Crunden-Martin manufactured woodenware and metal goods in this location from 1891 to 1990.
"As early as 1882, the St. Louis riverfront became the nation's chief distribution point of wooden and willow wares. The woodenware trade included an extensive variety of articles including buckets, casks, tubs, ladles, bread bowls and other household utensils. Willow ware included baskets and other articles. With the rising local industry came associated cordage, rope, brooms, wrapping paper, paper bags, stove polish and axle grease. During WWII, Crunden-Martin manufactured helmets, stoves, buckets and five-gallon gasoline 'jerry cans' for the U. S. military."

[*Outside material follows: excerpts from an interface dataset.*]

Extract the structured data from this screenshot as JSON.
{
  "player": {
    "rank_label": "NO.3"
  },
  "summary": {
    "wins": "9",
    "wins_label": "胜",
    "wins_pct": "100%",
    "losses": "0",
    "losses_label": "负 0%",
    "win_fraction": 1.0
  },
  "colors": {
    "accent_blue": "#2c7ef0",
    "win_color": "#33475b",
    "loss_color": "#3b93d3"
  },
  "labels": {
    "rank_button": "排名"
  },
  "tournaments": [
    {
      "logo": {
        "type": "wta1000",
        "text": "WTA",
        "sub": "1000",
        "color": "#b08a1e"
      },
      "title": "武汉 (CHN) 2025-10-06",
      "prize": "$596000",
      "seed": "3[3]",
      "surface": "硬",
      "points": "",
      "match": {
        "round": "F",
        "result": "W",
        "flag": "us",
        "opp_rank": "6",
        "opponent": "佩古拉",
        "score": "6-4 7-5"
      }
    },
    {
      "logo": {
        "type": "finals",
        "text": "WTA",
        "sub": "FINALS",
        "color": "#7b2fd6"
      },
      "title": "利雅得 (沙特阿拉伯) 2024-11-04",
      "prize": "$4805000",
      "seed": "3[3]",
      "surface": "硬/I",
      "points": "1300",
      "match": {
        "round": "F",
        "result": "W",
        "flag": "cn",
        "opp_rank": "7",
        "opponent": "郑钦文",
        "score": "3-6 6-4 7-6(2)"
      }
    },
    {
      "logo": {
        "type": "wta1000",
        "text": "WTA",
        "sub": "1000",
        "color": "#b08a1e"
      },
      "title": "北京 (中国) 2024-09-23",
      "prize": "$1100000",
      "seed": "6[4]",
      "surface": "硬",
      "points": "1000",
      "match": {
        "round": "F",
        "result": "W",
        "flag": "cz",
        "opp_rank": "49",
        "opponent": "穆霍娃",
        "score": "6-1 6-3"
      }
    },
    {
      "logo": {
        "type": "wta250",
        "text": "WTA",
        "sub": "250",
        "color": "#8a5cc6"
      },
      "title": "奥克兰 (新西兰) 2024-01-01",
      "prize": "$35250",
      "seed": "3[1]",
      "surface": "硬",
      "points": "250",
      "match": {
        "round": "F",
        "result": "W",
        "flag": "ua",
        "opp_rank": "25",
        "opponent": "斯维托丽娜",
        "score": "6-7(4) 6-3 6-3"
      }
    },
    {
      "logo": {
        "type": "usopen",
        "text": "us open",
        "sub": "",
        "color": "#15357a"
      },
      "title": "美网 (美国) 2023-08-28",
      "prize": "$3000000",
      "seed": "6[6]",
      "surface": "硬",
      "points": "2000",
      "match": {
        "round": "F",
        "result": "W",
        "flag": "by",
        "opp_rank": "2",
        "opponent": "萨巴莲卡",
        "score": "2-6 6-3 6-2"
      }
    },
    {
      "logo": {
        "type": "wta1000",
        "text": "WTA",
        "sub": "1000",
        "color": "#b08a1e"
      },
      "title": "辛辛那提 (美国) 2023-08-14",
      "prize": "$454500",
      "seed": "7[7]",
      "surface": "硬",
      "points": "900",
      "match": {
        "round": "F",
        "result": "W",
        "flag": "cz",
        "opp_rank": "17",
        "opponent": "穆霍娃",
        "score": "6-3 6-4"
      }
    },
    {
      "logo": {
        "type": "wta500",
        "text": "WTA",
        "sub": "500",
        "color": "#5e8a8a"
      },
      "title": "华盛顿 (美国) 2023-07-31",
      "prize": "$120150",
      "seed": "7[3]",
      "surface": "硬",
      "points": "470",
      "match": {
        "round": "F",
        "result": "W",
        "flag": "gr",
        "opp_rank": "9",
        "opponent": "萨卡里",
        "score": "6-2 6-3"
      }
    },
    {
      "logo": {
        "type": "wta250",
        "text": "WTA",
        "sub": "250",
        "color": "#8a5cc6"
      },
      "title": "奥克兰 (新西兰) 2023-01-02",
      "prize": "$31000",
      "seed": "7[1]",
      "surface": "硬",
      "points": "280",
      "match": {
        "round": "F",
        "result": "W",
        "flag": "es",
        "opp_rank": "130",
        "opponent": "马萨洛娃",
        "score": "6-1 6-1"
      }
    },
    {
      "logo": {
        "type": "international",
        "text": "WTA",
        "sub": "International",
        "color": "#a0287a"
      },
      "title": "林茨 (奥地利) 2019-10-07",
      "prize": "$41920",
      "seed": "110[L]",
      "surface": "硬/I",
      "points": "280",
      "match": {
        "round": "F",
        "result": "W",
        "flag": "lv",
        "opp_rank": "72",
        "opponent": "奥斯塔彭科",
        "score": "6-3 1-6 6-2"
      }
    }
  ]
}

In 1990 Crunden-Martin filled bankruptcy and the buildings were sold at auction two years later.
On December 8, 2011, building #5 (constructed in 1912) caught fire. Luckily the majority of the damage was limited to the top three floors.